Archive for the ‘service’ Category

SSME Network UK in Eindhoven

Tuesday, November 9th, 2010

A workshop of Service Science from UK was held in Eindhoven.

The following topics were covered:

  • Theories, concepts, metaphors, and analogies of service systems;
  • Service system development methods, principles and patterns for system analysis, modeling, design, implementation, and evolution;
  • Techniques, notations and languages for describing, specifying and modeling service systems;
  • Techniques, methods and languages for service system configuration, composition, and integration;
  • Formal and informal models of service systems, including quality and economic models of services.
  • Service system architectures;
  • service system simulation;
  • Service system management;
  • Case studies, experience reports, examples, and use case scenarios of service systems.

Egon Lüftenegger

Games as a service

Monday, August 24th, 2009

The gaming industry is shifting their focus from product to services. All current consoles in the market includes some kind of services. The Playstation Network (PSN) from Sony and XboxLive from Microsoft are the best examples of this phenomenon.

Even the portable gaming devices are adding services. The Nintendo DSi and Sony PSP Go are focused on digital distribution with on-line stores with games, applications and video.

One example of Innovations in gaming is Little Big Planet (Exclusive for PS3). In this game you are a co-creator using a service that let users create, share and play new levels. The game offer a customized experience where you can buy stickers to decorate your levels and suits to personalize your character.

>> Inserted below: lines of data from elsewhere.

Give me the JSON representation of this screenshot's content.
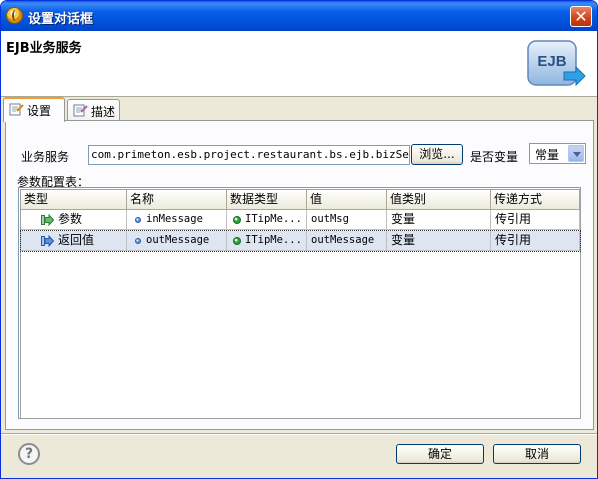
{
  "window": {
    "title": "设置对话框"
  },
  "banner": {
    "title": "EJB业务服务",
    "icon_text": "EJB"
  },
  "tabs": [
    {
      "label": "设置",
      "icon": "settings-page-icon",
      "active": true
    },
    {
      "label": "描述",
      "icon": "description-page-icon",
      "active": false
    }
  ],
  "form": {
    "service_label": "业务服务",
    "service_value": "com.primeton.esb.project.restaurant.bs.ejb.bizService",
    "browse_label": "浏览...",
    "is_variable_label": "是否变量",
    "variable_select": "常量"
  },
  "table": {
    "caption": "参数配置表：",
    "columns": [
      "类型",
      "名称",
      "数据类型",
      "值",
      "值类别",
      "传递方式"
    ],
    "rows": [
      {
        "type": "参数",
        "type_icon": "param-in-icon",
        "name": "inMessage",
        "datatype": "ITipMe...",
        "value": "outMsg",
        "value_category": "变量",
        "pass_mode": "传引用",
        "selected": false
      },
      {
        "type": "返回值",
        "type_icon": "return-value-icon",
        "name": "outMessage",
        "datatype": "ITipMe...",
        "value": "outMessage",
        "value_category": "变量",
        "pass_mode": "传引用",
        "selected": true
      }
    ]
  },
  "footer": {
    "ok_label": "确定",
    "cancel_label": "取消",
    "help_icon": "help-icon",
    "help_glyph": "?"
  },
  "colors": {
    "titlebar": "#0a5fea",
    "selection": "#dde4f2",
    "tab_accent": "#f0a02a"
  }
}
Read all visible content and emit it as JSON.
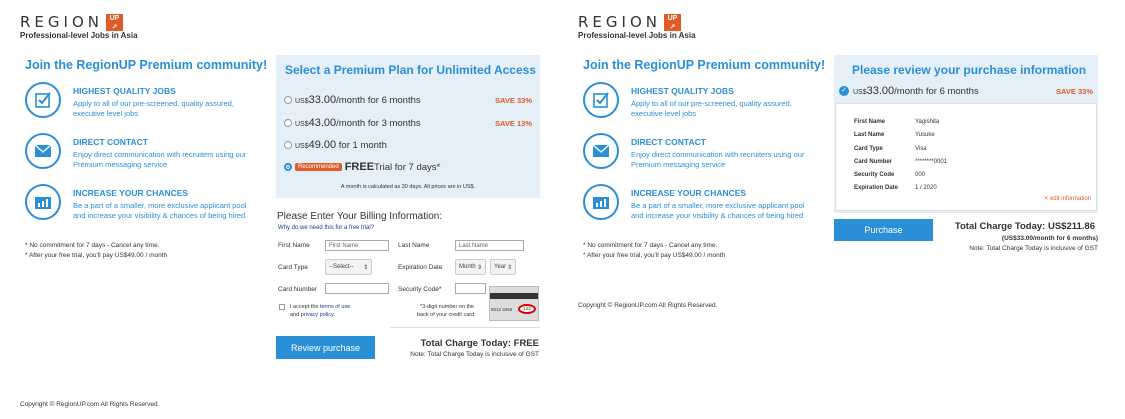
{
  "logo": {
    "word": "REGION",
    "badge": "UP",
    "tagline": "Professional-level Jobs in Asia"
  },
  "join_heading": "Join the RegionUP Premium community!",
  "features": [
    {
      "icon": "checkbox-icon",
      "title": "HIGHEST QUALITY JOBS",
      "desc_1": "Apply to all of our pre-screened, quality assured,",
      "desc_2": "executive level jobs"
    },
    {
      "icon": "envelope-icon",
      "title": "DIRECT CONTACT",
      "desc_1": "Enjoy direct communication with recruiters using our",
      "desc_2": "Premium messaging service"
    },
    {
      "icon": "bar-chart-icon",
      "title": "INCREASE YOUR CHANCES",
      "desc_1": "Be a part of a smaller, more exclusive applicant pool",
      "desc_2": "and increase your visibility & chances of being hired"
    }
  ],
  "notes": {
    "line1": "* No commitment for 7 days - Cancel any time.",
    "line2": "* After your free trial, you'll pay US$49.00 / month"
  },
  "copyright": "Copyright © RegionUP.com All Rights Reserved.",
  "plan_panel": {
    "title": "Select a Premium Plan for Unlimited Access",
    "plans": [
      {
        "currency": "US$",
        "amount": "33.00",
        "period": "/month for 6 months",
        "save": "SAVE 33%"
      },
      {
        "currency": "US$",
        "amount": "43.00",
        "period": "/month for 3 months",
        "save": "SAVE 13%"
      },
      {
        "currency": "US$",
        "amount": "49.00",
        "period": " for 1 month",
        "save": ""
      }
    ],
    "recommended_badge": "Recommended",
    "free_bold": "FREE",
    "free_rest": "Trial for 7 days*",
    "month_note": "A month is calculated as 30 days. All prices are in US$."
  },
  "billing": {
    "title": "Please Enter Your Billing Information:",
    "why_link": "Why do we need this for a free trial?",
    "first_name_label": "First Name",
    "first_name_placeholder": "First Name",
    "last_name_label": "Last Name",
    "last_name_placeholder": "Last Name",
    "card_type_label": "Card Type",
    "card_type_value": "--Select--",
    "expiration_label": "Expiration Date",
    "month_value": "Month",
    "year_value": "Year",
    "card_number_label": "Card Number",
    "security_code_label": "Security Code*",
    "terms_prefix": "I accept the ",
    "terms_link": "terms of use",
    "terms_mid": "and ",
    "privacy_link": "privacy policy",
    "terms_suffix": ".",
    "cvv_note_1": "*3-digit number on the",
    "cvv_note_2": "back of your credit card",
    "card_digits": "8012 3456",
    "card_cvv": "123",
    "review_button": "Review purchase",
    "total_label": "Total Charge Today: FREE",
    "gst_note": "Note: Total Charge Today is inclusive of GST"
  },
  "review": {
    "title": "Please review your purchase information",
    "currency": "US$",
    "amount": "33.00",
    "period": "/month for 6 months",
    "save": "SAVE 33%",
    "rows": [
      {
        "label": "First Name",
        "value": "Yagishita"
      },
      {
        "label": "Last Name",
        "value": "Yusuke"
      },
      {
        "label": "Card Type",
        "value": "Visa"
      },
      {
        "label": "Card Number",
        "value": "********0001"
      },
      {
        "label": "Security Code",
        "value": "000"
      },
      {
        "label": "Expiration Date",
        "value": "1 / 2020"
      }
    ],
    "edit_link": "< edit information",
    "purchase_button": "Purchase",
    "total": "Total Charge Today: US$211.86",
    "total_sub": "(US$33.00/month for 6 months)",
    "gst_note": "Note: Total Charge Today is inclusive of GST"
  },
  "colors": {
    "accent": "#2a8fd6",
    "brand": "#e05a2a",
    "panel": "#e4eff8"
  }
}
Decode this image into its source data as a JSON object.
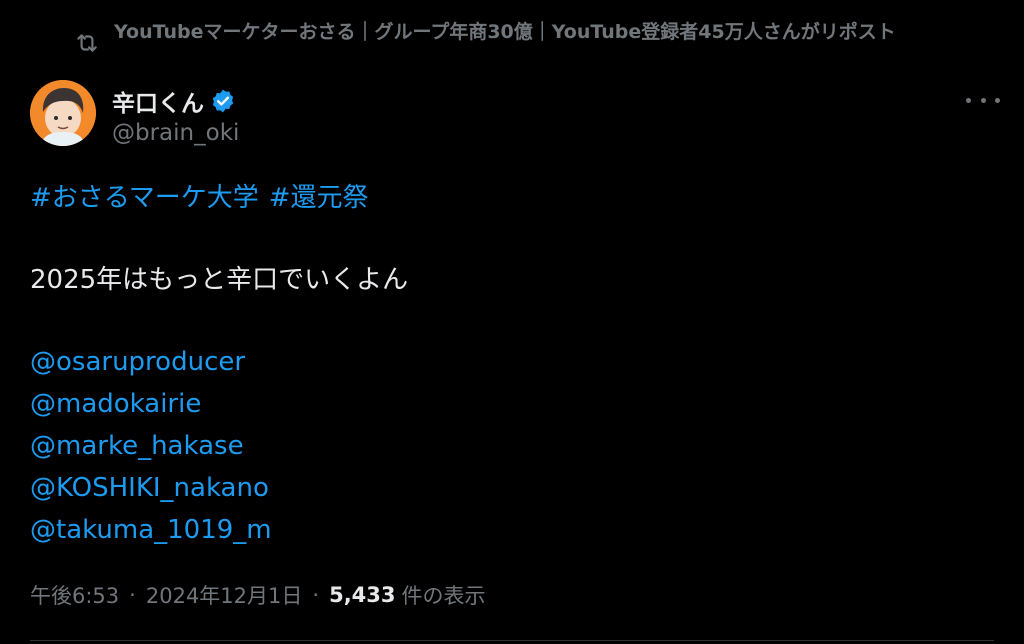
{
  "repost": {
    "text": "YouTubeマーケターおさる｜グループ年商30億｜YouTube登録者45万人さんがリポスト"
  },
  "author": {
    "display_name": "辛口くん",
    "handle": "@brain_oki",
    "verified_color": "#1d9bf0",
    "avatar_bg": "#f28a2b"
  },
  "post": {
    "hashtags": [
      "#おさるマーケ大学",
      "#還元祭"
    ],
    "line": "2025年はもっと辛口でいくよん",
    "mentions": [
      "@osaruproducer",
      "@madokairie",
      "@marke_hakase",
      "@KOSHIKI_nakano",
      "@takuma_1019_m"
    ]
  },
  "meta": {
    "time": "午後6:53",
    "dot1": "·",
    "date": "2024年12月1日",
    "dot2": "·",
    "views_count": "5,433",
    "views_label": "件の表示"
  },
  "colors": {
    "background": "#000000",
    "text": "#e7e9ea",
    "muted": "#71767b",
    "link": "#1d9bf0"
  }
}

John Pleasants the COO of EA in a interview on venturebeat says “If you believe all games will eventually be services — as I do — then the idea of game teams that make a game, ship it, and then do something else goes away”. In fact we can see this in the Burn Out Paradise that is a platform to deliver more ways of gaming. In fact they are constantly upgrading the service adding more vehicles and stages.

The EA executive gives a hint of new business models for gaming “They (games) will now ship and day one begins when the customer gives feedback to the live service. The way you distribute will be different. The way you charge will be different. There will be more permutations in pricing. Merchandising will be much more important. Co-marketing will be much more important”.

A innovative approach on the way that games are delivered is OnLive. It is a platform that do the heavy processing on the server side bringing the Cloud Computing concept to the gaming industry . The OnLive micro console is just a terminal to connect the TV and game pads. It’s not a complex piece of hardware like the PS3 and Xbox360.

Figure 1 – The OnLive gaming service will be delivered using a micro console

As we can see the gaming industry is shifting their focus from product to services, no only in the way the software is delivered but also in how you play and purchase the game.

Egon Lüftenegger

Service Innovation : Smartphones. Service Inside! Synchronization as a service

Monday, May 25th, 2009

Apple redefined the smartphone with the iPhone, a sleek device with an excellent user interface controlled by your fingers through a touch screen. Apple enhanced even more the customer experience integrating an Application Store. Applying the same strategy form from iPod+iTunes, as we discussed in a previous post, where the user co-create value thanks to the mix of product and services.

Today, is not possible to bring just a product, the new smartphone operating systems like Google ‘s Android, offer services out-of-the box . Including an applications store called Android Market and Google services like Gmail and Calendar that provides front-stage interaction to their back-stage servers. You no longer need to backup your mail, every Google application is synchronized with Google’s servers (Video 1). All these services and new ones like the Google latitude for location sharing, enable the user to get a great costumer experience with richer interactions. Right now, even Microsoft is trying to include services into their windows mobile, with myphone you will able to backup your contacts and appointments.

Video 1: Google Android

Palm took the serivce integration further, with a new operating system called WebOS. The new Palm’s Operating System use “cloud computing” (or Internet as a Service, that is an emerging tendency which allows to companies use higher processing capacities from third parties with less costs for them) to do server side processing from your information sources (not just Google’s applications, like Android) that are available to the user trough a single mobile interface provided with the new Palm Pre.
The fundamental concept behind the WebOS is Synergy, that takes synchronization as a service. When you add an appointment or modify a contact in the smartphone, the changes will be synchronized into the palm’s cloud. This Synergy happens from many sources, like Facebook. So, when you add a friend in your Facebook account, it will be reflected in your phone contacts, even if you got a repeated contact (same contact form different sources), it will be unified at a single one at your contacts application in the smartphone (Video 2).

Video 2: Palm Pre WebOS Synergy

The innovation from Palm is driven by services out of the box from different providers, where you no longer need to synchronize your data with your computer. All the synchronization happens in the Palm’s servers from different kind of sources. This service innovation takes the smartphone user experience a step further, with richer interactions that let users to co-create value. Palm is back from the dead with a great value offer that sets a new trend in mobile devices.

Egon Lüftenegger